Full Text
Peer Reviewed
See detailChange in blood antioxidant status of horses moved from a stable following diagnosis of equine motor neuron disease
Delguste, Catherine ULg; de Moffarts, B.; Kirschvink, N. et al

in Canadian Veterinary Journal = Revue Vétérinaire Canadienne (2007), 48(11), 1165-1167

The antioxidant status of 10 horses living in stable 1 where 2 cases of equine motor neuron disease had previously been diagnosed was assessed before and 9 weeks after moving to another stable. Duration ... [more ▼]

The antioxidant status of 10 horses living in stable 1 where 2 cases of equine motor neuron disease had previously been diagnosed was assessed before and 9 weeks after moving to another stable. Duration of residence in stable 1, subsequent moving, or both, significantly affected several parameters of the antioxidant status. [less ▲]

Detailed reference viewed: 232 (7 ULg)
Full Text
Peer Reviewed
See detailChange in naming abilities between the ages of 50 and 90: The importance of analyzing naming latency
Verhaegen, Clémence ULg; Poncelet, Martine ULg

in Stem-, spraak- en taalpathologie (2012, September), 17(2), 126-128

This study tests the controversial hypothesis that word naming difficulties may arise in individuals as young as their 50s. Participants of 25-35, 50-59, 60-69 and above 70 years of age were given a ... [more ▼]
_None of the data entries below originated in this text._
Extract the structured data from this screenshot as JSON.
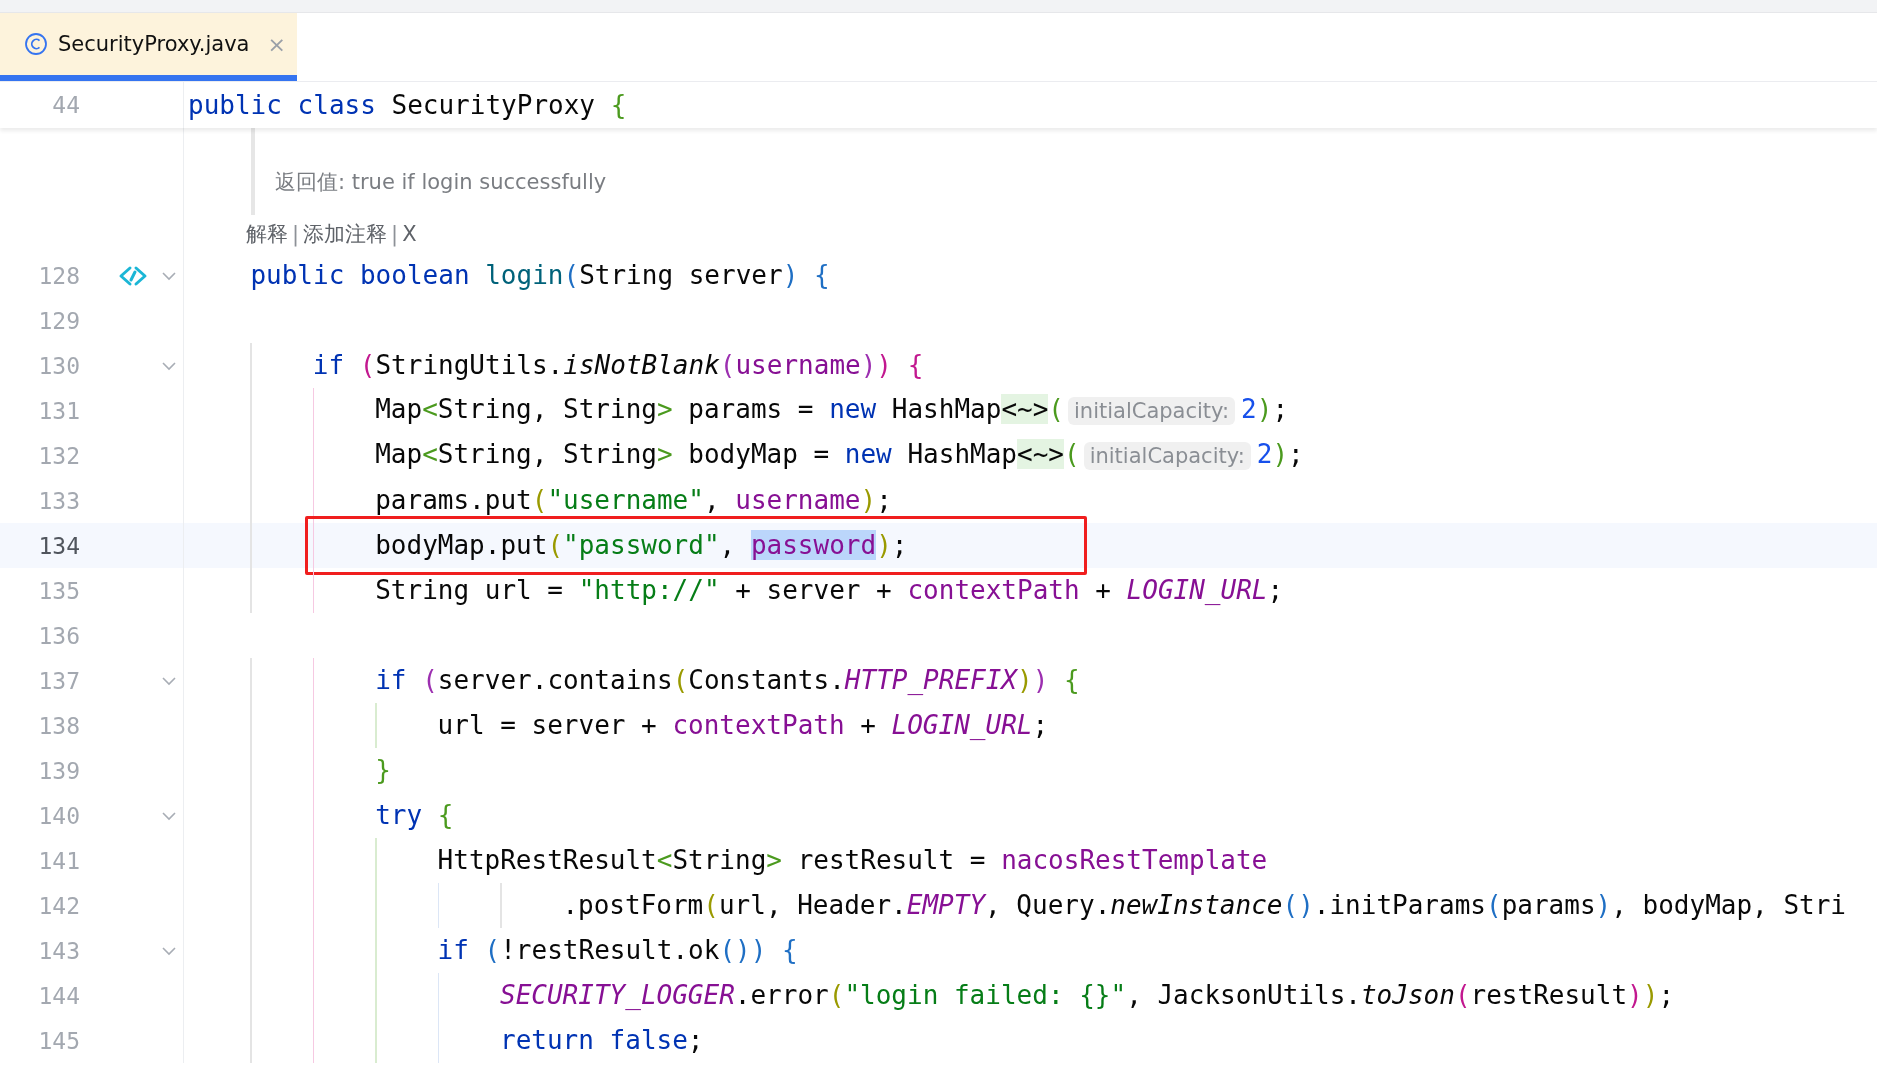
{
  "tabs": [
    {
      "label": "SecurityProxy.java",
      "selected": true,
      "close": "×"
    }
  ],
  "sticky_line": {
    "number": "44",
    "tokens": [
      {
        "text": "public ",
        "kind": "kw"
      },
      {
        "text": "class ",
        "kind": "kw"
      },
      {
        "text": "SecurityProxy ",
        "kind": "plain"
      },
      {
        "text": "{",
        "kind": "bgreen"
      }
    ]
  },
  "doc": {
    "text": "返回值: true if login successfully"
  },
  "inlay_actions": [
    {
      "text": "解释",
      "kind": "link"
    },
    {
      "text": "|",
      "kind": "sep"
    },
    {
      "text": "添加注释",
      "kind": "link"
    },
    {
      "text": "|",
      "kind": "sep"
    },
    {
      "text": "X",
      "kind": "link"
    }
  ],
  "rows": [
    {
      "number": "128",
      "fold": true,
      "marker": true,
      "current": false,
      "boxed": false,
      "tokens": [
        {
          "text": "    public ",
          "kind": "kw"
        },
        {
          "text": "boolean ",
          "kind": "kw"
        },
        {
          "text": "login",
          "kind": "fn"
        },
        {
          "text": "(",
          "kind": "bblue"
        },
        {
          "text": "String server",
          "kind": "plain"
        },
        {
          "text": ")",
          "kind": "bblue"
        },
        {
          "text": " {",
          "kind": "bblue"
        }
      ]
    },
    {
      "number": "129",
      "fold": false,
      "marker": false,
      "current": false,
      "boxed": false,
      "tokens": []
    },
    {
      "number": "130",
      "fold": true,
      "marker": false,
      "current": false,
      "boxed": false,
      "tokens": [
        {
          "text": "        if ",
          "kind": "kw"
        },
        {
          "text": "(",
          "kind": "bpink"
        },
        {
          "text": "StringUtils.",
          "kind": "plain"
        },
        {
          "text": "isNotBlank",
          "kind": "ital"
        },
        {
          "text": "(",
          "kind": "bpurple"
        },
        {
          "text": "username",
          "kind": "field"
        },
        {
          "text": ")",
          "kind": "bpurple"
        },
        {
          "text": ")",
          "kind": "bpink"
        },
        {
          "text": " {",
          "kind": "bpink"
        }
      ]
    },
    {
      "number": "131",
      "fold": false,
      "marker": false,
      "current": false,
      "boxed": false,
      "tokens": [
        {
          "text": "            Map",
          "kind": "plain"
        },
        {
          "text": "<",
          "kind": "bgreen"
        },
        {
          "text": "String, String",
          "kind": "plain"
        },
        {
          "text": ">",
          "kind": "bgreen"
        },
        {
          "text": " params = ",
          "kind": "plain"
        },
        {
          "text": "new ",
          "kind": "kw"
        },
        {
          "text": "HashMap",
          "kind": "plain"
        },
        {
          "text": "<~>",
          "kind": "diamond"
        },
        {
          "text": "(",
          "kind": "bgreen"
        },
        {
          "text": "initialCapacity:",
          "kind": "hint"
        },
        {
          "text": "2",
          "kind": "num"
        },
        {
          "text": ")",
          "kind": "bgreen"
        },
        {
          "text": ";",
          "kind": "plain"
        }
      ]
    },
    {
      "number": "132",
      "fold": false,
      "marker": false,
      "current": false,
      "boxed": false,
      "tokens": [
        {
          "text": "            Map",
          "kind": "plain"
        },
        {
          "text": "<",
          "kind": "bgreen"
        },
        {
          "text": "String, String",
          "kind": "plain"
        },
        {
          "text": ">",
          "kind": "bgreen"
        },
        {
          "text": " bodyMap = ",
          "kind": "plain"
        },
        {
          "text": "new ",
          "kind": "kw"
        },
        {
          "text": "HashMap",
          "kind": "plain"
        },
        {
          "text": "<~>",
          "kind": "diamond"
        },
        {
          "text": "(",
          "kind": "bgreen"
        },
        {
          "text": "initialCapacity:",
          "kind": "hint"
        },
        {
          "text": "2",
          "kind": "num"
        },
        {
          "text": ")",
          "kind": "bgreen"
        },
        {
          "text": ";",
          "kind": "plain"
        }
      ]
    },
    {
      "number": "133",
      "fold": false,
      "marker": false,
      "current": false,
      "boxed": false,
      "tokens": [
        {
          "text": "            params.put",
          "kind": "plain"
        },
        {
          "text": "(",
          "kind": "bolive"
        },
        {
          "text": "\"username\"",
          "kind": "str"
        },
        {
          "text": ", ",
          "kind": "plain"
        },
        {
          "text": "username",
          "kind": "field"
        },
        {
          "text": ")",
          "kind": "bolive"
        },
        {
          "text": ";",
          "kind": "plain"
        }
      ]
    },
    {
      "number": "134",
      "fold": false,
      "marker": false,
      "current": true,
      "boxed": true,
      "tokens": [
        {
          "text": "            bodyMap.put",
          "kind": "plain"
        },
        {
          "text": "(",
          "kind": "bolive"
        },
        {
          "text": "\"password\"",
          "kind": "str"
        },
        {
          "text": ", ",
          "kind": "plain"
        },
        {
          "text": "password",
          "kind": "sel"
        },
        {
          "text": ")",
          "kind": "bolive"
        },
        {
          "text": ";",
          "kind": "plain"
        }
      ]
    },
    {
      "number": "135",
      "fold": false,
      "marker": false,
      "current": false,
      "boxed": false,
      "tokens": [
        {
          "text": "            String url = ",
          "kind": "plain"
        },
        {
          "text": "\"http://\"",
          "kind": "str"
        },
        {
          "text": " + server + ",
          "kind": "plain"
        },
        {
          "text": "contextPath",
          "kind": "field"
        },
        {
          "text": " + ",
          "kind": "plain"
        },
        {
          "text": "LOGIN_URL",
          "kind": "konst"
        },
        {
          "text": ";",
          "kind": "plain"
        }
      ]
    },
    {
      "number": "136",
      "fold": false,
      "marker": false,
      "current": false,
      "boxed": false,
      "tokens": []
    },
    {
      "number": "137",
      "fold": true,
      "marker": false,
      "current": false,
      "boxed": false,
      "tokens": [
        {
          "text": "            if ",
          "kind": "kw"
        },
        {
          "text": "(",
          "kind": "bpurple"
        },
        {
          "text": "server.contains",
          "kind": "plain"
        },
        {
          "text": "(",
          "kind": "bolive"
        },
        {
          "text": "Constants.",
          "kind": "plain"
        },
        {
          "text": "HTTP_PREFIX",
          "kind": "konst"
        },
        {
          "text": ")",
          "kind": "bolive"
        },
        {
          "text": ")",
          "kind": "bpurple"
        },
        {
          "text": " {",
          "kind": "bgreen"
        }
      ]
    },
    {
      "number": "138",
      "fold": false,
      "marker": false,
      "current": false,
      "boxed": false,
      "tokens": [
        {
          "text": "                url = server + ",
          "kind": "plain"
        },
        {
          "text": "contextPath",
          "kind": "field"
        },
        {
          "text": " + ",
          "kind": "plain"
        },
        {
          "text": "LOGIN_URL",
          "kind": "konst"
        },
        {
          "text": ";",
          "kind": "plain"
        }
      ]
    },
    {
      "number": "139",
      "fold": false,
      "marker": false,
      "current": false,
      "boxed": false,
      "tokens": [
        {
          "text": "            }",
          "kind": "bgreen"
        }
      ]
    },
    {
      "number": "140",
      "fold": true,
      "marker": false,
      "current": false,
      "boxed": false,
      "tokens": [
        {
          "text": "            try ",
          "kind": "kw"
        },
        {
          "text": "{",
          "kind": "bgreen"
        }
      ]
    },
    {
      "number": "141",
      "fold": false,
      "marker": false,
      "current": false,
      "boxed": false,
      "tokens": [
        {
          "text": "                HttpRestResult",
          "kind": "plain"
        },
        {
          "text": "<",
          "kind": "bgreen"
        },
        {
          "text": "String",
          "kind": "plain"
        },
        {
          "text": ">",
          "kind": "bgreen"
        },
        {
          "text": " restResult = ",
          "kind": "plain"
        },
        {
          "text": "nacosRestTemplate",
          "kind": "field"
        }
      ]
    },
    {
      "number": "142",
      "fold": false,
      "marker": false,
      "current": false,
      "boxed": false,
      "tokens": [
        {
          "text": "                        .postForm",
          "kind": "plain"
        },
        {
          "text": "(",
          "kind": "bolive"
        },
        {
          "text": "url, Header.",
          "kind": "plain"
        },
        {
          "text": "EMPTY",
          "kind": "konst"
        },
        {
          "text": ", Query.",
          "kind": "plain"
        },
        {
          "text": "newInstance",
          "kind": "ital"
        },
        {
          "text": "()",
          "kind": "bblue"
        },
        {
          "text": ".initParams",
          "kind": "plain"
        },
        {
          "text": "(",
          "kind": "bblue"
        },
        {
          "text": "params",
          "kind": "plain"
        },
        {
          "text": ")",
          "kind": "bblue"
        },
        {
          "text": ", bodyMap, Stri",
          "kind": "plain"
        }
      ]
    },
    {
      "number": "143",
      "fold": true,
      "marker": false,
      "current": false,
      "boxed": false,
      "tokens": [
        {
          "text": "                if ",
          "kind": "kw"
        },
        {
          "text": "(",
          "kind": "bblue"
        },
        {
          "text": "!restResult.ok",
          "kind": "plain"
        },
        {
          "text": "()",
          "kind": "bblue"
        },
        {
          "text": ")",
          "kind": "bblue"
        },
        {
          "text": " {",
          "kind": "bblue"
        }
      ]
    },
    {
      "number": "144",
      "fold": false,
      "marker": false,
      "current": false,
      "boxed": false,
      "tokens": [
        {
          "text": "                    SECURITY_LOGGER",
          "kind": "konst"
        },
        {
          "text": ".error",
          "kind": "plain"
        },
        {
          "text": "(",
          "kind": "bolive"
        },
        {
          "text": "\"login failed: {}\"",
          "kind": "str"
        },
        {
          "text": ", JacksonUtils.",
          "kind": "plain"
        },
        {
          "text": "toJson",
          "kind": "ital"
        },
        {
          "text": "(",
          "kind": "bpink"
        },
        {
          "text": "restResult",
          "kind": "plain"
        },
        {
          "text": ")",
          "kind": "bpink"
        },
        {
          "text": ")",
          "kind": "bolive"
        },
        {
          "text": ";",
          "kind": "plain"
        }
      ]
    },
    {
      "number": "145",
      "fold": false,
      "marker": false,
      "current": false,
      "boxed": false,
      "tokens": [
        {
          "text": "                    return ",
          "kind": "kw"
        },
        {
          "text": "false",
          "kind": "kw"
        },
        {
          "text": ";",
          "kind": "plain"
        }
      ]
    }
  ]
}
This study tests the controversial hypothesis that word naming difficulties may arise in individuals as young as their 50s. Participants of 25-35, 50-59, 60-69 and above 70 years of age were given a picture naming task. To uncover subtle naming difficulties, correct naming latencies were analyzed, in addition to accuracy. Moreover, in order to control whether the expected slower naming latencies could be due to a general slowing affecting all cognitive tasks, participants were also given an odd/even judgment task to assess cognitive processing speed. In participants in their 50s, we found subtle naming difficulties revealed by longer naming latencies, unaccompanied by any decrease in naming accuracy. The age-related naming disadvantage increased with age with the onset of naming errors. Thus, in adults in their 60s and their 70s, the results showed both a decrease in accuracy and an increase in correct naming latencies. Moreover, the increase in naming latencies remained significant even after controlling for odd/even judgment latencies, suggesting a degradation specific to the picture naming task. We assumed that these slower latencies may result from a language-specific impairment. [less ▲]

Detailed reference viewed: 36 (8 ULg)